There is, I think, something telling and distinctive regarding the choice of devils as regards the Buckleyites and the Progressives, and the implications and ramifications that arise out of that choice. The Buckleyite devil – godless communism – was a threat whose locus was external to the United States. Yes, there were bad Americans, like the Rosenbergs, who must be guarded against, but America itself did not give rise to the evil that must be combated. During their heydey, the Buckleyites could thus conceive of an essentially good America engaged in a struggle with a foreign adversary. The most enduring… Read more »

LetsPlay
LetsPlay
Member
3 years ago

Zman, I’m not sure we read the same article. Firstly, Lowry wrote the article for Politico as a contributing editor, although he is an editor at National Review. I was trying to find the article at National Review and couldn’t. I didn’t want to give Politico any clicks if I could avoid it. But they, NR, didn’t have it archived. So back to Politico to read. What “I” read was kind of a post-election piece on why progressives lost the election and the hubris that led to their downfall. His take on “their” view of HISTORY was interesting and they… Read more »

Fuel Filter
Fuel Filter
3 years ago

Here is an  absolutely glorious and devastating  takedown of the Beltway Right and National Review, most especially those cucked pricks Jonah Goldberg and Rich Lowrey. You guys have got to read this: http://takimag.com/article/nr_is_not_relevant_james_miller/print#axzz4PjNJm4EH They are more than irrelevant. They are the enemies burrowed deep inside out body politic.  (BTW, I don’t agree with the author’s take on the John Birch Society. Their core message was prescient: against Statism and Globalism. If Buckley had taken up even 1/4 of their positions [especially on the U.N. and the actuality of the Commie influence in our government]  we would not be in the mess… Read more »

Al from da Nort
Al from da Nort
Reply to  Fuel Filter
3 years ago

Fuel Filter; I’m with you on abominating the rainbow mafia* and its malignant takeover of our ‘so called’ elite and the cultural damage it is doing. Hollywood is a big reason why many moslems despise us, believe that Allah is giving us into their hands, so then are ok making common cause with the progs.
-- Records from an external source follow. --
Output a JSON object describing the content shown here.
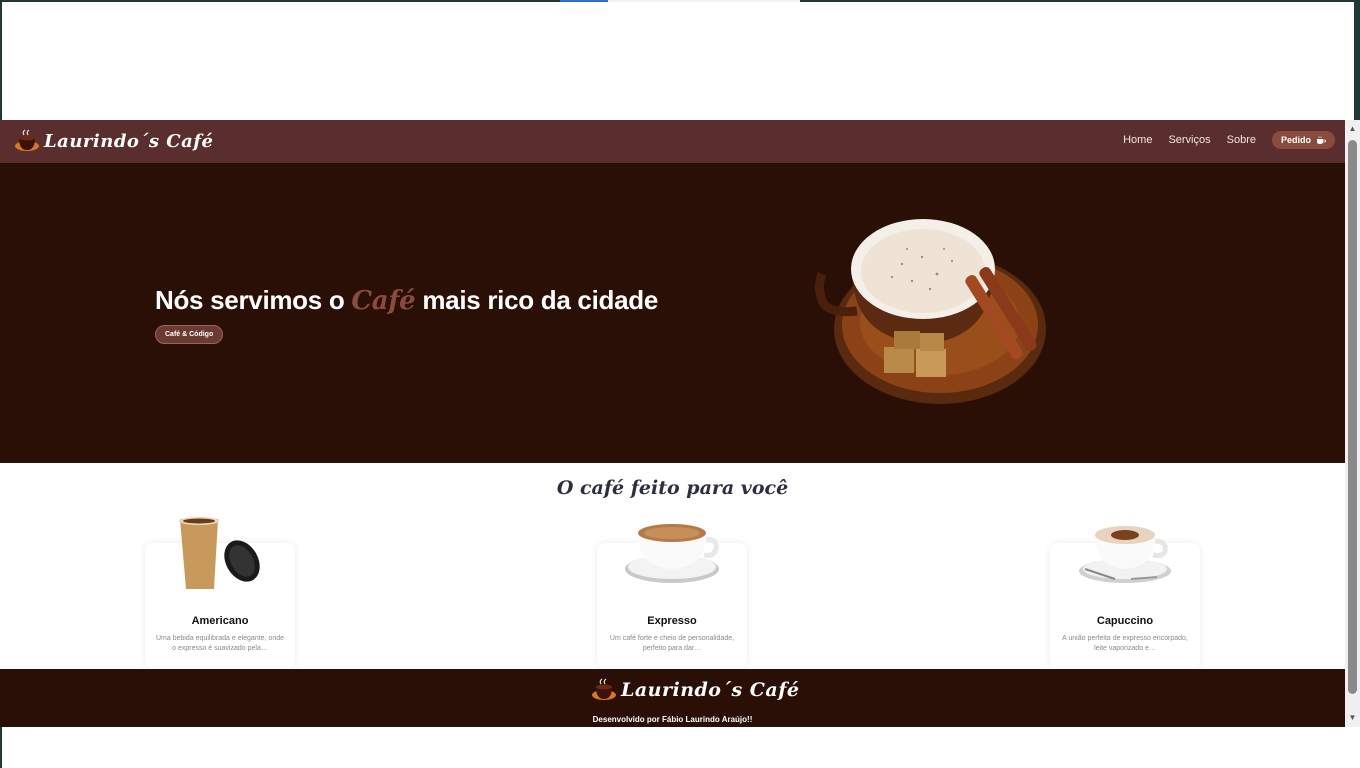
{
  "brand": {
    "name": "Laurindo´s Café"
  },
  "nav": {
    "items": [
      "Home",
      "Serviços",
      "Sobre"
    ],
    "cta_label": "Pedido"
  },
  "hero": {
    "title_before": "Nós servimos o ",
    "title_highlight": "Café",
    "title_after": " mais rico da cidade",
    "tag": "Café & Código"
  },
  "section": {
    "title": "O café feito para você"
  },
  "cards": [
    {
      "title": "Americano",
      "description": "Uma bebida equilibrada e elegante, onde o expresso é suavizado pela…"
    },
    {
      "title": "Expresso",
      "description": "Um café forte e cheio de personalidade, perfeito para dar…"
    },
    {
      "title": "Capuccino",
      "description": "A união perfeita de expresso encorpado, leite vaporizado e…"
    }
  ],
  "footer": {
    "brand": "Laurindo´s Café",
    "credit": "Desenvolvido por Fábio Laurindo Araújo!!"
  },
  "colors": {
    "navbar": "#5a2e2e",
    "hero_bg": "#2a0f07",
    "accent": "#8a4b3f"
  },
  "icons": {
    "logo": "coffee-cup-logo-icon",
    "cta": "coffee-cup-icon"
  }
}
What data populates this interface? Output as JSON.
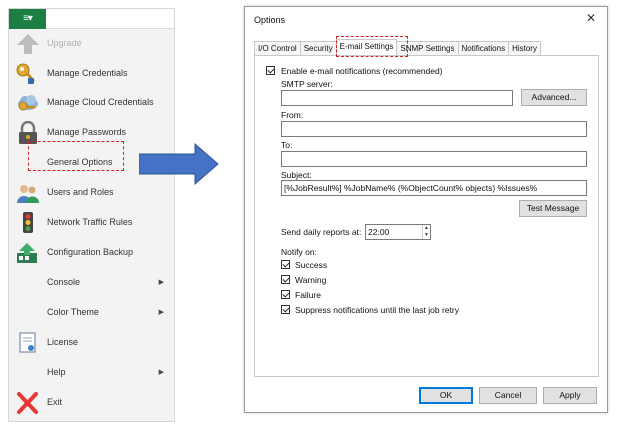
{
  "menu": {
    "button_glyph": "≡▾",
    "items": [
      {
        "label": "Upgrade",
        "icon": "upgrade-arrow-icon",
        "disabled": true
      },
      {
        "label": "Manage Credentials",
        "icon": "key-icon"
      },
      {
        "label": "Manage Cloud Credentials",
        "icon": "cloud-key-icon"
      },
      {
        "label": "Manage Passwords",
        "icon": "lock-icon"
      },
      {
        "label": "General Options",
        "icon": "none"
      },
      {
        "label": "Users and Roles",
        "icon": "users-icon"
      },
      {
        "label": "Network Traffic Rules",
        "icon": "traffic-light-icon"
      },
      {
        "label": "Configuration Backup",
        "icon": "config-backup-icon"
      },
      {
        "label": "Console",
        "icon": "none",
        "submenu": true
      },
      {
        "label": "Color Theme",
        "icon": "none",
        "submenu": true
      },
      {
        "label": "License",
        "icon": "license-icon"
      },
      {
        "label": "Help",
        "icon": "none",
        "submenu": true
      },
      {
        "label": "Exit",
        "icon": "exit-x-icon"
      }
    ],
    "submenu_glyph": "▶"
  },
  "dialog": {
    "title": "Options",
    "close_glyph": "✕",
    "tabs": [
      "I/O Control",
      "Security",
      "E-mail Settings",
      "SNMP Settings",
      "Notifications",
      "History"
    ],
    "active_tab": "E-mail Settings",
    "enable_label": "Enable e-mail notifications (recommended)",
    "smtp_label": "SMTP server:",
    "smtp_value": "",
    "advanced_label": "Advanced...",
    "from_label": "From:",
    "from_value": "",
    "to_label": "To:",
    "to_value": "",
    "subject_label": "Subject:",
    "subject_value": "[%JobResult%] %JobName% (%ObjectCount% objects) %Issues%",
    "test_label": "Test Message",
    "daily_label": "Send daily reports at:",
    "daily_value": "22:00",
    "notify_label": "Notify on:",
    "notify": [
      {
        "label": "Success",
        "checked": true
      },
      {
        "label": "Warning",
        "checked": true
      },
      {
        "label": "Failure",
        "checked": true
      },
      {
        "label": "Suppress notifications until the last job retry",
        "checked": true
      }
    ],
    "ok_label": "OK",
    "cancel_label": "Cancel",
    "apply_label": "Apply"
  },
  "colors": {
    "accent_green": "#1d7e45",
    "arrow_blue": "#3f6fc6",
    "highlight_red": "#d32020"
  }
}
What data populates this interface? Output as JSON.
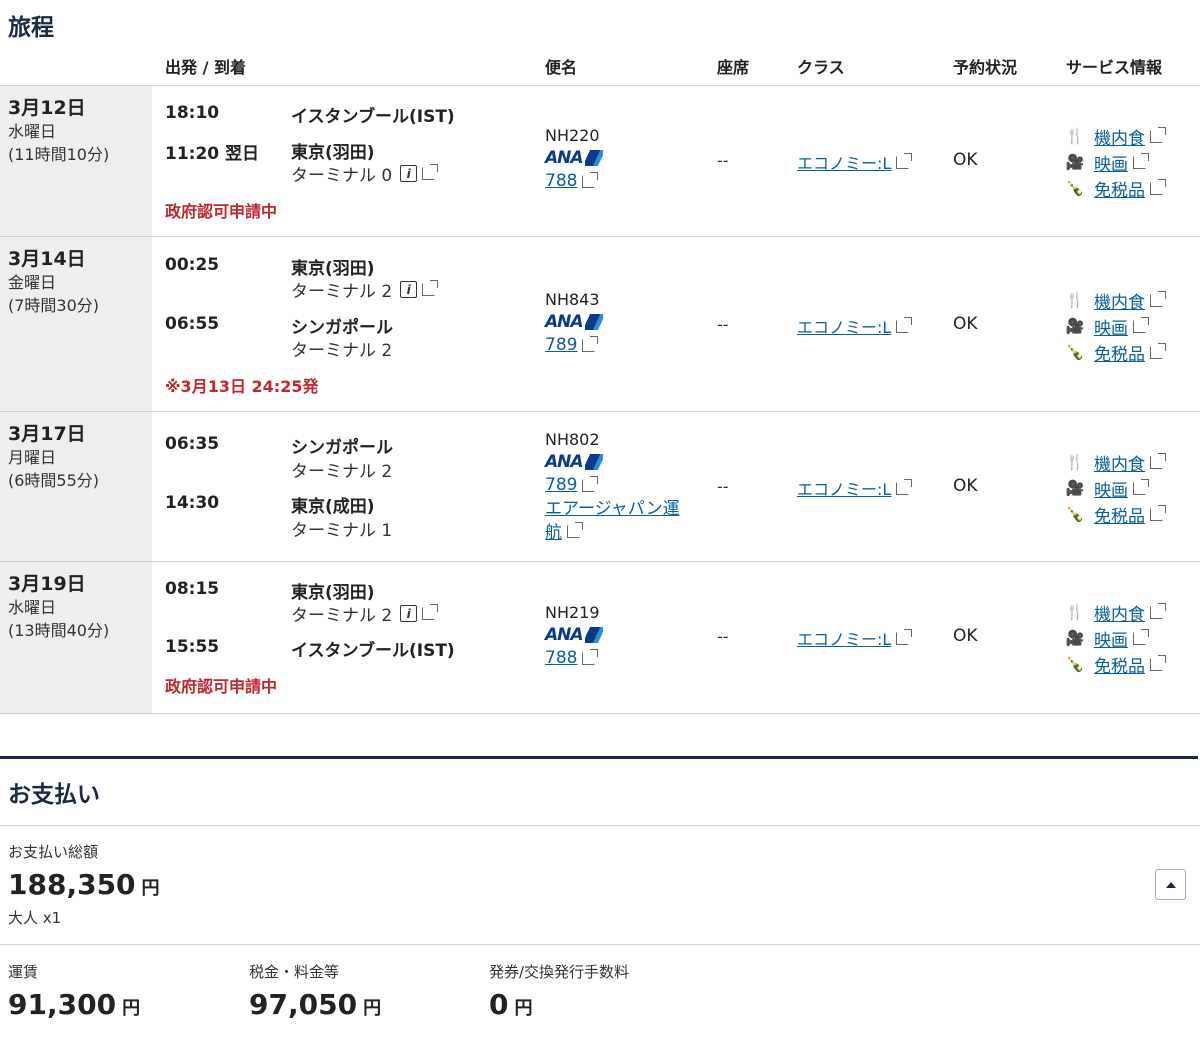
{
  "itinerary": {
    "title": "旅程",
    "headers": {
      "depart_arrive": "出発 / 到着",
      "flight": "便名",
      "seat": "座席",
      "class": "クラス",
      "status": "予約状況",
      "services": "サービス情報"
    },
    "segments": [
      {
        "date": "3月12日",
        "weekday": "水曜日",
        "duration": "(11時間10分)",
        "dep_time": "18:10",
        "dep_place": "イスタンブール(IST)",
        "dep_terminal": "",
        "arr_time": "11:20 翌日",
        "arr_place": "東京(羽田)",
        "arr_terminal": "ターミナル 0",
        "note": "政府認可申請中",
        "flight_no": "NH220",
        "airline_logo": "ANA",
        "aircraft": "788",
        "operator": "",
        "seat": "--",
        "class": "エコノミー:L",
        "status": "OK",
        "services": [
          "機内食",
          "映画",
          "免税品"
        ]
      },
      {
        "date": "3月14日",
        "weekday": "金曜日",
        "duration": "(7時間30分)",
        "dep_time": "00:25",
        "dep_place": "東京(羽田)",
        "dep_terminal": "ターミナル 2",
        "arr_time": "06:55",
        "arr_place": "シンガポール",
        "arr_terminal": "ターミナル 2",
        "note": "※3月13日 24:25発",
        "flight_no": "NH843",
        "airline_logo": "ANA",
        "aircraft": "789",
        "operator": "",
        "seat": "--",
        "class": "エコノミー:L",
        "status": "OK",
        "services": [
          "機内食",
          "映画",
          "免税品"
        ]
      },
      {
        "date": "3月17日",
        "weekday": "月曜日",
        "duration": "(6時間55分)",
        "dep_time": "06:35",
        "dep_place": "シンガポール",
        "dep_terminal": "ターミナル 2",
        "arr_time": "14:30",
        "arr_place": "東京(成田)",
        "arr_terminal": "ターミナル 1",
        "note": "",
        "flight_no": "NH802",
        "airline_logo": "ANA",
        "aircraft": "789",
        "operator_line1": "エアージャパン運",
        "operator_line2": "航",
        "seat": "--",
        "class": "エコノミー:L",
        "status": "OK",
        "services": [
          "機内食",
          "映画",
          "免税品"
        ]
      },
      {
        "date": "3月19日",
        "weekday": "水曜日",
        "duration": "(13時間40分)",
        "dep_time": "08:15",
        "dep_place": "東京(羽田)",
        "dep_terminal": "ターミナル 2",
        "arr_time": "15:55",
        "arr_place": "イスタンブール(IST)",
        "arr_terminal": "",
        "note": "政府認可申請中",
        "flight_no": "NH219",
        "airline_logo": "ANA",
        "aircraft": "788",
        "operator": "",
        "seat": "--",
        "class": "エコノミー:L",
        "status": "OK",
        "services": [
          "機内食",
          "映画",
          "免税品"
        ]
      }
    ]
  },
  "payment": {
    "title": "お支払い",
    "total_label": "お支払い総額",
    "total_amount": "188,350",
    "currency": "円",
    "passengers": "大人 x1",
    "fare_label": "運賃",
    "fare_amount": "91,300",
    "tax_label": "税金・料金等",
    "tax_amount": "97,050",
    "fee_label": "発券/交換発行手数料",
    "fee_amount": "0"
  },
  "icons": {
    "meal": "fork-knife-icon",
    "movie": "film-camera-icon",
    "dutyfree": "bottles-icon",
    "external": "external-link-icon",
    "info": "info-icon",
    "collapse": "caret-up-icon"
  },
  "colors": {
    "accent": "#1a2a44",
    "link": "#0a5e9e",
    "alert": "#c0282d",
    "date_bg": "#eeeeee"
  }
}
My take (in retrospect) was that NR was attracted to the apparent philosophical consistency of Libertarianism once the unifying (and very real) threat of international communism removed itself from the Overton Window (but not from reality, witness BLM) with the collapse of the USSR. The… Read more »

Sam J.
Sam J.
3 years ago

The Democratic party was the party of slavery in 1861 and they’re the party of slavery now. The rich control all the money and import things from abroad while they get us peasants to do the holding down of the slaves. Just like slavery in the South they pay the slaves just enough to live off of. They tax us to make sure their slaves stay in place and periodically they import more to keep wages down Some Democrats think it’s all about racism, blah, blah, blah but it’s really about money. The SJW are idiots. They don’t have a… Read more »

Jay Dee
Member
3 years ago

While the orthodoxy of the New Religion may be its three pillars of egalitarianism, multiculturalism and anti-racism, it’s practice is that some people are more eqaul than others, all cultures are equal except white and/or Christian and finally, only white and/or male and/or Christians can commit acts of racism. Supporters truly believe that they are or will become the ruling elite. It is indeed a perverted form of religion that allows no fact to oppose their faith.